UPDATE 2-Russia Gazprom Neft buys Chevron assets in Italy

* Buys plant in Bari, marketing and sales ops in Rome

* No price revealed, Gazprom Neft unit pays own cash

* May consider other deals in Europe, Asia (Adds comment from interview, changes dateline to ROME)

ROME, April 22 (Reuters) - Gazprom Neft SIBN.MM, the oil arm of state-controlled gas giant Gazprom GAZP.MM, extended Russia's push into European refining and marketing on Wednesday by buying some Italian assets from U.S. oil major Chevron.

Gazprom Neft’s lubricants unit will buy a plant in Bari, in southern Italy, which makes 36,000 tonnes of lubricants a year for cars, trucks and other industrial uses, and marketing and sales operations in Rome, the companies said.

Chevron CVX.N, the second-largest U.S. oil company, and Gazprom Neft, Russia's fifth-largest oil producer, did not reveal the price of the deal.

Alexander Trukhan, general director of Gazpromneft-Lubricants, told Reuters his company paid cash from 2008’s profits and did not have to borrow other funds.

Russian oil producers have been expanding their presence in Western Europe in recent years, in a Kremlin-backed move to extract more value from Russian crude.

Last month, Russian oil producer Surgutneftegaz SNGS.MM agreed to buy 21 percent of Hungarian oil refiner MOL MOLB.BU.

Rival LUKOIL LKOH.MM bought a 49 percent stake in ERG's ERG.MI Isab di Priolo refinery on Sicily last year and held talks to buy a large stake in Spanish oil company Repsol REP.MC, which has a large refining portfolio.

Chevron said last month it would push ahead with streamlining its lubricants product line and would exit retail markets.


Gazpromneft-Lubricants may consider acquisitions in Europe and Asia, but for now it will focus on integrating Chevron’s Italian business and refinery operations it bought in Serbia earlier this year, Trukhan said.

“In Italy we bought all that we wanted ... Now we need to focus on integration and development of our assets in Italy and Serbia,” Trukhan told Reuters in an interview in Rome.

“If there are new opportunities, we will look at them, depending on market conditions ... European and Asian markets are interesting,” Trukhan said.

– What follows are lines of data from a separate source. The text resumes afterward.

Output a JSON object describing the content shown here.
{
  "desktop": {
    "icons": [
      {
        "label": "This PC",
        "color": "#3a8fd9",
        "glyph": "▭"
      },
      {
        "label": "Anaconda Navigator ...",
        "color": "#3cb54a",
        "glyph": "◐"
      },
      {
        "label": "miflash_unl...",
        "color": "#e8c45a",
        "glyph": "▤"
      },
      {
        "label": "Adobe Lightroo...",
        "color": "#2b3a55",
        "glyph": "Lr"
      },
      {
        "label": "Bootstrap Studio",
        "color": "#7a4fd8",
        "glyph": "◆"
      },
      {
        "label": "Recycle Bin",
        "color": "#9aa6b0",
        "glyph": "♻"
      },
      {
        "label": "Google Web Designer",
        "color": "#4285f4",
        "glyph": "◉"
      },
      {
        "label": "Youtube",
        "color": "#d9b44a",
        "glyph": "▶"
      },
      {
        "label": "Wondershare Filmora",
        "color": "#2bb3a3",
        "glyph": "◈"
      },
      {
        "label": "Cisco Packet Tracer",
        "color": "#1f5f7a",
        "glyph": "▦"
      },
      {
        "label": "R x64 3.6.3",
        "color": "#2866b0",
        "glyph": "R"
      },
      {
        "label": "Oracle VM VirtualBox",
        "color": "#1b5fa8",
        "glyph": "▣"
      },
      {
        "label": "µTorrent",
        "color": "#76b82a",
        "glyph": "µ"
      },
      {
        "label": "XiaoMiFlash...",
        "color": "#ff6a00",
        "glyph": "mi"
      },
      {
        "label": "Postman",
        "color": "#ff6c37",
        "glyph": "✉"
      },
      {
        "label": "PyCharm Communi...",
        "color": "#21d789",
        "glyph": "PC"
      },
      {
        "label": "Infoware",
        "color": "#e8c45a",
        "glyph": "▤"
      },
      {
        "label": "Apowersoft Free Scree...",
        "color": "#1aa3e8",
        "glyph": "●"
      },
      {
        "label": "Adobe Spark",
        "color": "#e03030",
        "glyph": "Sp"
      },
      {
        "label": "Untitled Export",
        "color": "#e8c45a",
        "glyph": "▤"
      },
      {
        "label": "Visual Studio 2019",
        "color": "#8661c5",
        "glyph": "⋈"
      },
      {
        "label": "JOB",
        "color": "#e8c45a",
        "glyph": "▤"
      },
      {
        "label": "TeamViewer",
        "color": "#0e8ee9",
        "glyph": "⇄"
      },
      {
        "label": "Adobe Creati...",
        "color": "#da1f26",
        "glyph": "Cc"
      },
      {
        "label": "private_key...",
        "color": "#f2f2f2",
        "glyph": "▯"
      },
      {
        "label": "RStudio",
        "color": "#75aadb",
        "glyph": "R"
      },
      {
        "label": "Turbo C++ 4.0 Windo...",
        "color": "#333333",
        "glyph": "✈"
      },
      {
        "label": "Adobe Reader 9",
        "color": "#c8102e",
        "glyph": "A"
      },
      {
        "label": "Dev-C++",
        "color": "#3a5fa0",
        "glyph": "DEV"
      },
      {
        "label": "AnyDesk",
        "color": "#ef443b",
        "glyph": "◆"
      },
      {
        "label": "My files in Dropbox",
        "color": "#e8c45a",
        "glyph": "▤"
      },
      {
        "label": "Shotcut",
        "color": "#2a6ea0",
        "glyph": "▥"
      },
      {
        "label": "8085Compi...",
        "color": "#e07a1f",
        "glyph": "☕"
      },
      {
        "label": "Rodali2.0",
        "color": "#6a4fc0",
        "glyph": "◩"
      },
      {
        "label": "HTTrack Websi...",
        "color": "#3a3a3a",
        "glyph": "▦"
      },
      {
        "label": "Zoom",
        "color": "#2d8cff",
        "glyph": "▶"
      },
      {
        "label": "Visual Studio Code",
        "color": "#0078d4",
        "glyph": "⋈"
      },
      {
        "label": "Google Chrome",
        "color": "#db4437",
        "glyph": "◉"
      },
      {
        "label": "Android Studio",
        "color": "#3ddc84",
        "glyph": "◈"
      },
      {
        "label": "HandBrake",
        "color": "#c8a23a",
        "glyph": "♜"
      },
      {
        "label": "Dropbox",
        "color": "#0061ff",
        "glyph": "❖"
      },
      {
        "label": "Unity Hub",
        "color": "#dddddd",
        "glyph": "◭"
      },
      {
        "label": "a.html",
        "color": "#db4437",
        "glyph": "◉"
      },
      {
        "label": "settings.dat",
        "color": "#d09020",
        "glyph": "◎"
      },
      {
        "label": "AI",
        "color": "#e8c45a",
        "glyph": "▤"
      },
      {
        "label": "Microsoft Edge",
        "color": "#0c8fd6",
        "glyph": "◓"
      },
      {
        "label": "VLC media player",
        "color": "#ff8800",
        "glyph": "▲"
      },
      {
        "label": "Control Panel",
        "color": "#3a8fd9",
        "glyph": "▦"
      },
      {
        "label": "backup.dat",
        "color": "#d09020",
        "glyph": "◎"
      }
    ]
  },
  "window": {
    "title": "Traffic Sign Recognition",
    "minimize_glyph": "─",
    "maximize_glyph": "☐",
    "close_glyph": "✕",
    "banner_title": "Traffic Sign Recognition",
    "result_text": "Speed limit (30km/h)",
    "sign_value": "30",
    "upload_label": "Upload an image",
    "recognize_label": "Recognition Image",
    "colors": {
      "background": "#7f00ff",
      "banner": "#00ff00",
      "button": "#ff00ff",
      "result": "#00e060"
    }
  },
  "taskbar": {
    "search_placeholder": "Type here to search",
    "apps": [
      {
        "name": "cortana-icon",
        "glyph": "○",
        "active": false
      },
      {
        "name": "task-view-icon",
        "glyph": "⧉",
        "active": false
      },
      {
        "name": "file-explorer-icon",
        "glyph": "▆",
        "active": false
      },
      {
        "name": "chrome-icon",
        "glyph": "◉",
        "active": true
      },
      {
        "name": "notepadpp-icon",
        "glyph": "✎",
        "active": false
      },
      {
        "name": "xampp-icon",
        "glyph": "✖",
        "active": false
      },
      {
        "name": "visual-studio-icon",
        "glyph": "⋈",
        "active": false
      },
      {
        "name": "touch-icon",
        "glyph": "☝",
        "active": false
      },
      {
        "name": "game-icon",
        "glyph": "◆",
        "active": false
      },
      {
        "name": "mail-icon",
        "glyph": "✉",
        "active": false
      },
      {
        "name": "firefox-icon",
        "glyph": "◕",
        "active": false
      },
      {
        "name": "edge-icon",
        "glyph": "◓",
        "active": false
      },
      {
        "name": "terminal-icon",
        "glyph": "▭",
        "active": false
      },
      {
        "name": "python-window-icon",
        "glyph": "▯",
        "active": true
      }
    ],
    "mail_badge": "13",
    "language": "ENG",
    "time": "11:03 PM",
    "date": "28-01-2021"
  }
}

He said expected production and marketing synergies between the Chevron assets and the Serbian oil refiner NIS would come from creating a full range of products -- from semi-finished to high-quality finished lubricants -- which will be sold in Italy, Russia and Serbia.

Gazpromneft-Lubricants will also get the right to use the Texaco brand in the Italian market until 2010.

Trukhan said the company may boost capacity of Bari’s plant, which currently uses just one third of its potential, if demand for its products increases.

He declined to reveal investments, which his company planned for the newly acquired Italian business, but said he aimed to present a new strategy for the Italian operations in about three months.

Russian oil companies’ push into downstream activities in Europe reflects Gazprom’s own effort to acquire gas distribution and power-generation assets across the continent.

The move has boosted fears among European politicians that Moscow will gain excessive influence over Europe’s energy supplies.

Additional reporting by Tom Bergin in London, editing by Will Waterman, Bernard Orr